For a unique and festive look in holiday arrangements, try Euphorbia fulgens. You probably won’t find it at your local grocery store but it is available from florists, although you may have to ask them to order it for you. A native of Mexico, it is grown primarily in Holland for the florist trade and is plentiful from October to January, making it a good selection for fall and holiday arrangements.

The long arching branches of “flowers” are best used in large arrangements. The flowers are actually small and inconspicuous but are surrounded by colored bracs that look like flowers. The bracts come in many colors including orange, yellow, white, pink, gold, and red.

When buying scarlet plume, look for stems that have open bracts and healthy green foliage. The true flowers are best if green and unopened. If necessary, store the branches at about 45-50 degrees (warmer than most refrigerators), removing all foliage below the water line. When putting the flowers in an arrangement, remove all the foliage because the foliage tends to yellow quickly and detract from the flowers.

Scarlet plume is closely related to Euphorbia pulcherrima, the poinsettia and like many species in the Euphorbia family, it has a latex sap which flows out of the cut stem. This sap can irritate the skin of some people and cause a rash that looks something like poison ivy, so wearing gloves when handling it is recommended.

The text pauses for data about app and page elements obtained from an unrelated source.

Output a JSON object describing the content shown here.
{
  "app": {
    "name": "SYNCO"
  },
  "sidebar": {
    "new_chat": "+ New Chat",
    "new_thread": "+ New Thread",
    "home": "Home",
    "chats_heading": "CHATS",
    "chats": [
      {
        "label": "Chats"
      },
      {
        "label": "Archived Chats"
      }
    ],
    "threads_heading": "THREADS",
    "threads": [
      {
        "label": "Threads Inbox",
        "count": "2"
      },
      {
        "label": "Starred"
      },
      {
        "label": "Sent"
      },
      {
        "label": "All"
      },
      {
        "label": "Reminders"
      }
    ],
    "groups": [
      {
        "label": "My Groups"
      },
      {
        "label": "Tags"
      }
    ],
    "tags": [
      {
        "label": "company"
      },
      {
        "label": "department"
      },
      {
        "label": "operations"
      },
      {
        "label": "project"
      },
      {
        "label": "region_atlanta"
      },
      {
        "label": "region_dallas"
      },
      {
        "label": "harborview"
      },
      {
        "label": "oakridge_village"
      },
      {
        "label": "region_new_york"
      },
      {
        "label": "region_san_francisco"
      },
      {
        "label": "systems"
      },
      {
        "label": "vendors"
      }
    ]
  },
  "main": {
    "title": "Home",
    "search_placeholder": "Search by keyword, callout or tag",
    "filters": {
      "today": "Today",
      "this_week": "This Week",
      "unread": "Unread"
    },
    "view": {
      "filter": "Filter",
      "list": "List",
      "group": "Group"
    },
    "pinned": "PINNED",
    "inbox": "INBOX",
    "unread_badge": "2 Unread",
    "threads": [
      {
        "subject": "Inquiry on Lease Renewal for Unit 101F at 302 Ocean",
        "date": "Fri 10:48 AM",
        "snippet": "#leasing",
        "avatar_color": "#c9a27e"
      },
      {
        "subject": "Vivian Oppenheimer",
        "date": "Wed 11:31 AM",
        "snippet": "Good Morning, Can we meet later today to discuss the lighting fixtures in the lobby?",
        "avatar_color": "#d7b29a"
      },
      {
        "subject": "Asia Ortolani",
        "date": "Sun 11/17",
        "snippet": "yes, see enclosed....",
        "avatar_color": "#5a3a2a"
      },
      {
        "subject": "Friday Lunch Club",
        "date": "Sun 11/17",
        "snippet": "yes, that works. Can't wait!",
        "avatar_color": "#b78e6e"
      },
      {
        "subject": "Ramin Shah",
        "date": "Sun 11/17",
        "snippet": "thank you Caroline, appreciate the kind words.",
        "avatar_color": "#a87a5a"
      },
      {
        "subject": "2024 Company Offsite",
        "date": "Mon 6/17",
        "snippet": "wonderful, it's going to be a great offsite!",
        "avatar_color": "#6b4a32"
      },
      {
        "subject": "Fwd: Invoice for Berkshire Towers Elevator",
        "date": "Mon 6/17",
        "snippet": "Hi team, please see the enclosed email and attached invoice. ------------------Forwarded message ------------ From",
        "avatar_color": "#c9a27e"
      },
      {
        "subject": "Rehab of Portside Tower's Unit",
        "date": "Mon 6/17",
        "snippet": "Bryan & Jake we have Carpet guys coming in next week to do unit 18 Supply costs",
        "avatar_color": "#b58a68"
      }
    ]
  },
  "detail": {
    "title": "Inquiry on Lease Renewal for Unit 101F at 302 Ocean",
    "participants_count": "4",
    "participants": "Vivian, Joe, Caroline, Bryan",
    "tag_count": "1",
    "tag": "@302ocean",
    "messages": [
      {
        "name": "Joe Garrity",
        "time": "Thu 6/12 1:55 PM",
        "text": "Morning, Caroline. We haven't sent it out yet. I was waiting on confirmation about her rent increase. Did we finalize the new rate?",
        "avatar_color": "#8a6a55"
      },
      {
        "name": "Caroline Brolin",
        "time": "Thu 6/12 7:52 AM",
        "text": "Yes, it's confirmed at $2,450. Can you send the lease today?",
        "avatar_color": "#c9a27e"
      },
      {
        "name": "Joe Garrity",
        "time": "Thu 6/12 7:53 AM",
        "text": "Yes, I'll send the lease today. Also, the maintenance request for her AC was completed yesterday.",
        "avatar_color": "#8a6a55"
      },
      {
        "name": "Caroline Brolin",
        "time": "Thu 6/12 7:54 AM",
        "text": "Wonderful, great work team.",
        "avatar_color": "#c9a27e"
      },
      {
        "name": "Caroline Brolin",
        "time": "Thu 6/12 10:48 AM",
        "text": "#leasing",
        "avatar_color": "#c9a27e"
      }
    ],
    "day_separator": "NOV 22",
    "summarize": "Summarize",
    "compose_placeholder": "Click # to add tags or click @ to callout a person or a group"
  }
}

When using stems of scarlet plume many florists treat the cut end to stop the flow of the sap. This can be done by dipping the newly cut ends in rubbing alcohol or boiling water, or passing it over a flame. This needs to be done every time the stem is cut so plan accordingly.

Floristry pointer

By Karen